Cardiopulmonary bypass- Principles and Practice, Gravlee G.P. and Davis R.F -2007 (3rd ed.)

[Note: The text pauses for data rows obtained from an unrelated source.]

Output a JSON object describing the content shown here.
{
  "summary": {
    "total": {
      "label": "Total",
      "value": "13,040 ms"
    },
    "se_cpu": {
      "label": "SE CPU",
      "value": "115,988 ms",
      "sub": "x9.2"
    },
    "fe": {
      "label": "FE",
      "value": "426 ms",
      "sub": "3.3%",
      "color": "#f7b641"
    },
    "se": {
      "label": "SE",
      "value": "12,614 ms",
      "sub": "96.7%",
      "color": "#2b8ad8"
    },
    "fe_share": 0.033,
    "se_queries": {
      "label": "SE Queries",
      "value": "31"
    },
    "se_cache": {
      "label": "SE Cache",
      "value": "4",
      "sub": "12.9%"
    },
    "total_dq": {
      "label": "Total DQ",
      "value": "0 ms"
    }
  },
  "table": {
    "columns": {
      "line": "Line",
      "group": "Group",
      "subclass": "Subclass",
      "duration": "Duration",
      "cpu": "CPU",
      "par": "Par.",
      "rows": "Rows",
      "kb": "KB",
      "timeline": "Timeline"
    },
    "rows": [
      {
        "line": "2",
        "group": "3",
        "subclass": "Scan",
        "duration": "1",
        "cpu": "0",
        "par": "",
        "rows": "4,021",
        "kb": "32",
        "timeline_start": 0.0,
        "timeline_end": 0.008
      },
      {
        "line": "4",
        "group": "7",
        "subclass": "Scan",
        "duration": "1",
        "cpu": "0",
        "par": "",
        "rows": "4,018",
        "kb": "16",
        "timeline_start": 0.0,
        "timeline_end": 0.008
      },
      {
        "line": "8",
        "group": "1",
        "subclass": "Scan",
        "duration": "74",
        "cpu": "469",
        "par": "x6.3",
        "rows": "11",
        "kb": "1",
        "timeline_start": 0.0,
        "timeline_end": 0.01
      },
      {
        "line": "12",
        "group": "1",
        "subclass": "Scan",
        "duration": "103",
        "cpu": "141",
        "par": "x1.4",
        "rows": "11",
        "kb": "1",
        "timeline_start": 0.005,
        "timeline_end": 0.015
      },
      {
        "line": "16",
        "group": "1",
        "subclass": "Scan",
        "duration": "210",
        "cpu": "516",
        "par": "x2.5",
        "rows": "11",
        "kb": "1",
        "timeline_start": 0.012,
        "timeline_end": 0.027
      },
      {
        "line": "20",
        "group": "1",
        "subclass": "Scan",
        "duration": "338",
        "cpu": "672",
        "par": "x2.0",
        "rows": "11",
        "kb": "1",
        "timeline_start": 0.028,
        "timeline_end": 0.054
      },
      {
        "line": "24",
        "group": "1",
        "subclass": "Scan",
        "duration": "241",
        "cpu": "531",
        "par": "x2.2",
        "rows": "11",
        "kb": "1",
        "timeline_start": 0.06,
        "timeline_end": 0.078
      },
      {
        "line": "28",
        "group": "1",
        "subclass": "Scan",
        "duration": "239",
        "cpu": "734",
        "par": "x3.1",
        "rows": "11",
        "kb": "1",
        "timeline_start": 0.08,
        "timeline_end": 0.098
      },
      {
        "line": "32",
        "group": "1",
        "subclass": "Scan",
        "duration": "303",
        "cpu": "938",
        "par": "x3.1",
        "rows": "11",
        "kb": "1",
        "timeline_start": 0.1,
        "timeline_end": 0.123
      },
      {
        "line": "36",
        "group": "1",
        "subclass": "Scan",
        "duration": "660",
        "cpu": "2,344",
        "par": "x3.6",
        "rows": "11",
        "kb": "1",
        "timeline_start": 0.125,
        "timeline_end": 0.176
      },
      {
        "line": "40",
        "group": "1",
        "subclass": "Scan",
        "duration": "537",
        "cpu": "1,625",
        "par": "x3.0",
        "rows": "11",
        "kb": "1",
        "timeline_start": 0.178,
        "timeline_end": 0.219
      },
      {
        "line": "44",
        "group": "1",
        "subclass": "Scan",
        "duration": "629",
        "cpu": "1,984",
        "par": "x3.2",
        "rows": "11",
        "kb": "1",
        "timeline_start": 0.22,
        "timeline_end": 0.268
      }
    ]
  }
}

UpToDate contains a couple of excellent summary pieces on cardiac and non-cardiac complications of CABG.